## Recorded data

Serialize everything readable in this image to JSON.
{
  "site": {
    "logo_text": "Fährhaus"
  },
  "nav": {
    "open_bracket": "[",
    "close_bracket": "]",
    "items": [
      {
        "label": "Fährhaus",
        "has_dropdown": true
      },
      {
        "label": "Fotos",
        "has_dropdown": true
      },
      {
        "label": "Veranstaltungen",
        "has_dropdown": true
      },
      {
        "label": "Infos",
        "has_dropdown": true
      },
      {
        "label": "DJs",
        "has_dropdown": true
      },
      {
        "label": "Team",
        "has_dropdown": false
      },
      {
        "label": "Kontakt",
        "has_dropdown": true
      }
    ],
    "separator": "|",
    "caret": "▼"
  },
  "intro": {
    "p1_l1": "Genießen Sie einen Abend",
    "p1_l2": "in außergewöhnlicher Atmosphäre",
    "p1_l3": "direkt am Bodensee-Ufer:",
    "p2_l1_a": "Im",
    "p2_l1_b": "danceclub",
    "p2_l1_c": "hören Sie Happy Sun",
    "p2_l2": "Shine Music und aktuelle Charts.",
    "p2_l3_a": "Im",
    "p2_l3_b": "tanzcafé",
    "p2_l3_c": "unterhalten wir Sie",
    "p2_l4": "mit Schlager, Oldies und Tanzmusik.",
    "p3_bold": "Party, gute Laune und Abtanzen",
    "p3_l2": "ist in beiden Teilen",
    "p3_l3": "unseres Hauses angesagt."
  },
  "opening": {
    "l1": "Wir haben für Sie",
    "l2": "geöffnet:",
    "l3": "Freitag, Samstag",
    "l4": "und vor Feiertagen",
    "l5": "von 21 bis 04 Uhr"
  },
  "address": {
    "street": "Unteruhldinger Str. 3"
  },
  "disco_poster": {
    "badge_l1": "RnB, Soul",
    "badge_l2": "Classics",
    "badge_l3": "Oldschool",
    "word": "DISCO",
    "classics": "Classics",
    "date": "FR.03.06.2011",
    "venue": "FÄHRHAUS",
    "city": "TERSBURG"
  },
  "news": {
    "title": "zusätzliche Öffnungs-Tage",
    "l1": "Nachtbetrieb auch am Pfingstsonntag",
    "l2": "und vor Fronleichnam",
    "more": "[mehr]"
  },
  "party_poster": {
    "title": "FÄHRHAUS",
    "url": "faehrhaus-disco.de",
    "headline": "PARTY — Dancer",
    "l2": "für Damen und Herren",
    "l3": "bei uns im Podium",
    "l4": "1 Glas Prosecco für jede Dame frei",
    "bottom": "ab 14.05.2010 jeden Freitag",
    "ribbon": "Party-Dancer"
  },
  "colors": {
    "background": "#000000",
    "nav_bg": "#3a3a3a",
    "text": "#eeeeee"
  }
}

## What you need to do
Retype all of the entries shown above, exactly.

## Response area
Serialize everything readable in this image to JSON.
{
  "site": {
    "logo_text": "Fährhaus"
  },
  "nav": {
    "open_bracket": "[",
    "close_bracket": "]",
    "items": [
      {
        "label": "Fährhaus",
        "has_dropdown": true
      },
      {
        "label": "Fotos",
        "has_dropdown": true
      },
      {
        "label": "Veranstaltungen",
        "has_dropdown": true
      },
      {
        "label": "Infos",
        "has_dropdown": true
      },
      {
        "label": "DJs",
        "has_dropdown": true
      },
      {
        "label": "Team",
        "has_dropdown": false
      },
      {
        "label": "Kontakt",
        "has_dropdown": true
      }
    ],
    "separator": "|",
    "caret": "▼"
  },
  "intro": {
    "p1_l1": "Genießen Sie einen Abend",
    "p1_l2": "in außergewöhnlicher Atmosphäre",
    "p1_l3": "direkt am Bodensee-Ufer:",
    "p2_l1_a": "Im",
    "p2_l1_b": "danceclub",
    "p2_l1_c": "hören Sie Happy Sun",
    "p2_l2": "Shine Music und aktuelle Charts.",
    "p2_l3_a": "Im",
    "p2_l3_b": "tanzcafé",
    "p2_l3_c": "unterhalten wir Sie",
    "p2_l4": "mit Schlager, Oldies und Tanzmusik.",
    "p3_bold": "Party, gute Laune und Abtanzen",
    "p3_l2": "ist in beiden Teilen",
    "p3_l3": "unseres Hauses angesagt."
  },
  "opening": {
    "l1": "Wir haben für Sie",
    "l2": "geöffnet:",
    "l3": "Freitag, Samstag",
    "l4": "und vor Feiertagen",
    "l5": "von 21 bis 04 Uhr"
  },
  "address": {
    "street": "Unteruhldinger Str. 3"
  },
  "disco_poster": {
    "badge_l1": "RnB, Soul",
    "badge_l2": "Classics",
    "badge_l3": "Oldschool",
    "word": "DISCO",
    "classics": "Classics",
    "date": "FR.03.06.2011",
    "venue": "FÄHRHAUS",
    "city": "TERSBURG"
  },
  "news": {
    "title": "zusätzliche Öffnungs-Tage",
    "l1": "Nachtbetrieb auch am Pfingstsonntag",
    "l2": "und vor Fronleichnam",
    "more": "[mehr]"
  },
  "party_poster": {
    "title": "FÄHRHAUS",
    "url": "faehrhaus-disco.de",
    "headline": "PARTY — Dancer",
    "l2": "für Damen und Herren",
    "l3": "bei uns im Podium",
    "l4": "1 Glas Prosecco für jede Dame frei",
    "bottom": "ab 14.05.2010 jeden Freitag",
    "ribbon": "Party-Dancer"
  },
  "colors": {
    "background": "#000000",
    "nav_bg": "#3a3a3a",
    "text": "#eeeeee"
  }
}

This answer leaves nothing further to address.